Exercise goal.
Go through the data and retrieve each line that includes the string "structured".

Source material.
== == ==

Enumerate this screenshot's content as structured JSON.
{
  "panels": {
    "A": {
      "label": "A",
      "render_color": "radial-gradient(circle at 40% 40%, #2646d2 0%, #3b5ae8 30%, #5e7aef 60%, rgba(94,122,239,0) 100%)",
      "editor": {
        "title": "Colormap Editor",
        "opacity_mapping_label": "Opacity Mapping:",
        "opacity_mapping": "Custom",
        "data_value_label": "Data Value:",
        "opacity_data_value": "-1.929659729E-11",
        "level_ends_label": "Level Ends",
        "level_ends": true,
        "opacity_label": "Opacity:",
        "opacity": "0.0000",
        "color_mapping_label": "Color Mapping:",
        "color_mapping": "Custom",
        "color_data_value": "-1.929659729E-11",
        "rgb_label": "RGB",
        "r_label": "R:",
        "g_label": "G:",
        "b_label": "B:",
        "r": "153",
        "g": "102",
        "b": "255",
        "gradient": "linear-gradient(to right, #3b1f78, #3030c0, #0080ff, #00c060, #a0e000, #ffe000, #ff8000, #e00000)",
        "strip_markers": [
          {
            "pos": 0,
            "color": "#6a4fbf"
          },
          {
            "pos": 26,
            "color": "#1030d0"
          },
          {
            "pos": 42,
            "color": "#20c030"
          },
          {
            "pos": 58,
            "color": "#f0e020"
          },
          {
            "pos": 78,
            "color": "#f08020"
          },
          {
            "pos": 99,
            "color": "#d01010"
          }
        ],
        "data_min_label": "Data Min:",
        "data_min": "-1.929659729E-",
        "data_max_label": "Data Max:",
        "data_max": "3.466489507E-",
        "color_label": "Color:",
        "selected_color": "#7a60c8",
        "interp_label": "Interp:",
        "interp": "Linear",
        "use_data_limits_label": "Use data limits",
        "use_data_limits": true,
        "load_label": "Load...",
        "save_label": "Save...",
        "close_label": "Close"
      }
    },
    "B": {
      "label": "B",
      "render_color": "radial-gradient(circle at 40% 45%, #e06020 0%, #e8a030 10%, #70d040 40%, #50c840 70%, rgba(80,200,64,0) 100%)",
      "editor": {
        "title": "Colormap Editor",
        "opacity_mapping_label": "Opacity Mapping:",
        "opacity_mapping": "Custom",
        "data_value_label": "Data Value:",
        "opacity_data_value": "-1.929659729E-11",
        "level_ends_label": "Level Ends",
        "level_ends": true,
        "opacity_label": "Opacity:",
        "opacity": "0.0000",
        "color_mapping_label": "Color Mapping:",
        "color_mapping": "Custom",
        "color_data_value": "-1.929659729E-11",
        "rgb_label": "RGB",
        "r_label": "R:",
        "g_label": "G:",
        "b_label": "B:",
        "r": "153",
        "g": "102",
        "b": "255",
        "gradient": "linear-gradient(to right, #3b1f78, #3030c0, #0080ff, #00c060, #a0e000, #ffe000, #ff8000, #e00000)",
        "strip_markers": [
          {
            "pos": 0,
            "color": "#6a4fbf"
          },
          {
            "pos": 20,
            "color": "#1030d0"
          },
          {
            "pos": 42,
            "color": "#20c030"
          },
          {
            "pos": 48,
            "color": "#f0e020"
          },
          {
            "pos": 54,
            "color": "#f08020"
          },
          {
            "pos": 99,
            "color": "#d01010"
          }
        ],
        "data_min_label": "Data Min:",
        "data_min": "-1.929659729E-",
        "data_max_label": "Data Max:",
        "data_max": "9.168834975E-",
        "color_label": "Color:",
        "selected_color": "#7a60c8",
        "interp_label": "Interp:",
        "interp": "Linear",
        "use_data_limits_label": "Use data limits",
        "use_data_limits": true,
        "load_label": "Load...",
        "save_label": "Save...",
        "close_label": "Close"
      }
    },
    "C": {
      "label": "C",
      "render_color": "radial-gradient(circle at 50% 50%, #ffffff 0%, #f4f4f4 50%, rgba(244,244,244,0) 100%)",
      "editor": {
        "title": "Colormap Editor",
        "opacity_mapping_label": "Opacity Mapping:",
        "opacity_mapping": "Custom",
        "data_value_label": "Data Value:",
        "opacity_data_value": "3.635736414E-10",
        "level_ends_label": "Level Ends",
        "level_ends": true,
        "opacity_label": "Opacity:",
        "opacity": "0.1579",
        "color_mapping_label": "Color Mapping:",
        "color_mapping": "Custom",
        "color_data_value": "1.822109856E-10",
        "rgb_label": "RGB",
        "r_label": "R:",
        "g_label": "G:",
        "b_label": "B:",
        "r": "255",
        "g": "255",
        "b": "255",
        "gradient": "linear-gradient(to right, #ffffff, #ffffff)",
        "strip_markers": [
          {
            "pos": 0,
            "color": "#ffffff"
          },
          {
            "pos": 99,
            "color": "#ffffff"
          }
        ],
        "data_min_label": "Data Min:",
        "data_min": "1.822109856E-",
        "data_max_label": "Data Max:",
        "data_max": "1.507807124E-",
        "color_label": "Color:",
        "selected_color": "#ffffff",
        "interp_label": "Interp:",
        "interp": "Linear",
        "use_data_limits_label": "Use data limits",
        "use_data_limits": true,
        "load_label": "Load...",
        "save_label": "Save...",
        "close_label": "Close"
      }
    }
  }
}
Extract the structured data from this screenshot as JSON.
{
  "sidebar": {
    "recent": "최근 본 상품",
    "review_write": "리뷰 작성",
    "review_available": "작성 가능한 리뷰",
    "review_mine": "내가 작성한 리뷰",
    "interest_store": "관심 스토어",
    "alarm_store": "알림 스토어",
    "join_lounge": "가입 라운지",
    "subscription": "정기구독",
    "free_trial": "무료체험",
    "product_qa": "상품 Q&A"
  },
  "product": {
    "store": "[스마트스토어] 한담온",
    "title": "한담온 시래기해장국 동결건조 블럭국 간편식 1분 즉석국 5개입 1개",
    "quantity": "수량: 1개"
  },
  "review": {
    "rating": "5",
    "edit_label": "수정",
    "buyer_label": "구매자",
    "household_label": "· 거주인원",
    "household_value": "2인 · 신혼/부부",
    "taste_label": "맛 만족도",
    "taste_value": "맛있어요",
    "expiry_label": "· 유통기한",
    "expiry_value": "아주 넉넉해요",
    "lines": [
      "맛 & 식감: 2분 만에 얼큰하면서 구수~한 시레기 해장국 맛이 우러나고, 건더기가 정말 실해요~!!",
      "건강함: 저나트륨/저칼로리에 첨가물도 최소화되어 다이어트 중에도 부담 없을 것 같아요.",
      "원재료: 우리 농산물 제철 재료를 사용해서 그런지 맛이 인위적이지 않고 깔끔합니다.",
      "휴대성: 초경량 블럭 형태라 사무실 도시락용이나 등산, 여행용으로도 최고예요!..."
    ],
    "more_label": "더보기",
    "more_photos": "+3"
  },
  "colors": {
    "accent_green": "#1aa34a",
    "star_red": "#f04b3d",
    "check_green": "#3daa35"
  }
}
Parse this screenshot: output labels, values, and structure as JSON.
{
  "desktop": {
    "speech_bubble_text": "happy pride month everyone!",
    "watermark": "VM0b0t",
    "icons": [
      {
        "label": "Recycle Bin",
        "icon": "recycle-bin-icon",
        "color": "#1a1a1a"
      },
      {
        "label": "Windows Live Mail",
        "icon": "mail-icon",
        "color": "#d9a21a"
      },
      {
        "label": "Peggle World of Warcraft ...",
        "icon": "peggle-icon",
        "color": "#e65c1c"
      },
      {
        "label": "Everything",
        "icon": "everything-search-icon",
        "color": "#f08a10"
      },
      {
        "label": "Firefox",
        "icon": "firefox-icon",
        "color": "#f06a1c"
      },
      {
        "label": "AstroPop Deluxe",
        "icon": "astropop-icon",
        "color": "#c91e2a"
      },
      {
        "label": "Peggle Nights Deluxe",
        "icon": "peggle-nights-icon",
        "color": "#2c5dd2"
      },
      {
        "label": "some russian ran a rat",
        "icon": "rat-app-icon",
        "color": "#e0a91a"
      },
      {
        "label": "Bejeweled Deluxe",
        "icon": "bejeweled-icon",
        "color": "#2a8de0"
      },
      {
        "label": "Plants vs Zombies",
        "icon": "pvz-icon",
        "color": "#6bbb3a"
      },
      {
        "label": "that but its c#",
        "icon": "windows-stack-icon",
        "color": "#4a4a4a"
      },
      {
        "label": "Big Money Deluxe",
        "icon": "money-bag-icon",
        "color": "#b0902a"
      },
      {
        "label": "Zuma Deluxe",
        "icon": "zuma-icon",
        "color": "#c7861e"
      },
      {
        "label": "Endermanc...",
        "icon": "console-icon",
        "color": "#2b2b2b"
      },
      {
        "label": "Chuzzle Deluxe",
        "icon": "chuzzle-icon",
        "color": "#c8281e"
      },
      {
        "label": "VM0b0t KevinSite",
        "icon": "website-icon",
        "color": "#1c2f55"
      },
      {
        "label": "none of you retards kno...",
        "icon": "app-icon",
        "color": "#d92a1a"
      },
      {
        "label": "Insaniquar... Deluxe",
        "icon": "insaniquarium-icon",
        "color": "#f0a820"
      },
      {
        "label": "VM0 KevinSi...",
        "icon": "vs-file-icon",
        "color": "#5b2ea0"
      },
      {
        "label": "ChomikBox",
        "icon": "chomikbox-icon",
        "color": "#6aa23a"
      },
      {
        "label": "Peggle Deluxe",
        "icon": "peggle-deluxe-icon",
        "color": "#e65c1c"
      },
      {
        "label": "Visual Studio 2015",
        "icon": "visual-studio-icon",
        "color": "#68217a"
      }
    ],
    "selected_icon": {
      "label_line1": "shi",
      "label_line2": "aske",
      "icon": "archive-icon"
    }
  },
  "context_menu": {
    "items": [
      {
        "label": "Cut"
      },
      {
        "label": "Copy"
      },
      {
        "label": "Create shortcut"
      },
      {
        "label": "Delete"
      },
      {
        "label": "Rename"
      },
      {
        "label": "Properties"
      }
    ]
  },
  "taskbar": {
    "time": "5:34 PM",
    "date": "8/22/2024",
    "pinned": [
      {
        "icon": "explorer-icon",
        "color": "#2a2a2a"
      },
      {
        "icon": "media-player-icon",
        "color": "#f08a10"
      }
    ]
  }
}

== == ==

Written reply.
Enumerate this screenshot's content as structured JSON.
Extract the structured data from this screenshot as JSON.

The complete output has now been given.